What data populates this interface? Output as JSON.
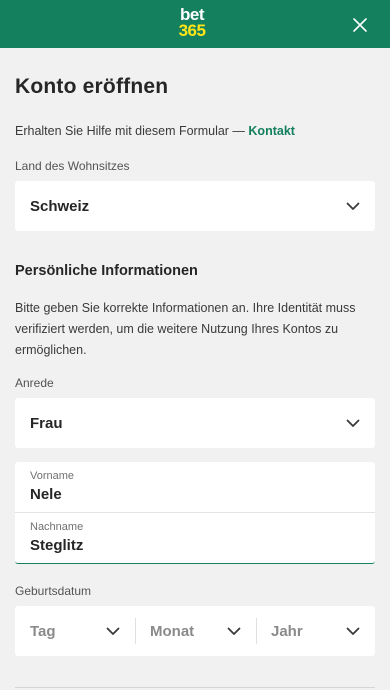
{
  "header": {
    "logo_line1": "bet",
    "logo_line2": "365",
    "brand_color": "#14805e",
    "logo_accent": "#ffe418",
    "close_icon": "close-icon"
  },
  "form": {
    "title": "Konto eröffnen",
    "help_text": "Erhalten Sie Hilfe mit diesem Formular — ",
    "help_link": "Kontakt",
    "country_label": "Land des Wohnsitzes",
    "country_value": "Schweiz",
    "personal_heading": "Persönliche Informationen",
    "personal_text": "Bitte geben Sie korrekte Informationen an. Ihre Identität muss verifiziert werden, um die weitere Nutzung Ihres Kontos zu ermöglichen.",
    "salutation_label": "Anrede",
    "salutation_value": "Frau",
    "firstname_label": "Vorname",
    "firstname_value": "Nele",
    "lastname_label": "Nachname",
    "lastname_value": "Steglitz",
    "dob_label": "Geburtsdatum",
    "dob_day": "Tag",
    "dob_month": "Monat",
    "dob_year": "Jahr"
  }
}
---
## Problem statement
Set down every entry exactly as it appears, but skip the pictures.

## Solution to this exercise
What data populates this interface? Output as JSON.
{
  "header": {
    "logo_line1": "bet",
    "logo_line2": "365",
    "brand_color": "#14805e",
    "logo_accent": "#ffe418",
    "close_icon": "close-icon"
  },
  "form": {
    "title": "Konto eröffnen",
    "help_text": "Erhalten Sie Hilfe mit diesem Formular — ",
    "help_link": "Kontakt",
    "country_label": "Land des Wohnsitzes",
    "country_value": "Schweiz",
    "personal_heading": "Persönliche Informationen",
    "personal_text": "Bitte geben Sie korrekte Informationen an. Ihre Identität muss verifiziert werden, um die weitere Nutzung Ihres Kontos zu ermöglichen.",
    "salutation_label": "Anrede",
    "salutation_value": "Frau",
    "firstname_label": "Vorname",
    "firstname_value": "Nele",
    "lastname_label": "Nachname",
    "lastname_value": "Steglitz",
    "dob_label": "Geburtsdatum",
    "dob_day": "Tag",
    "dob_month": "Monat",
    "dob_year": "Jahr"
  }
}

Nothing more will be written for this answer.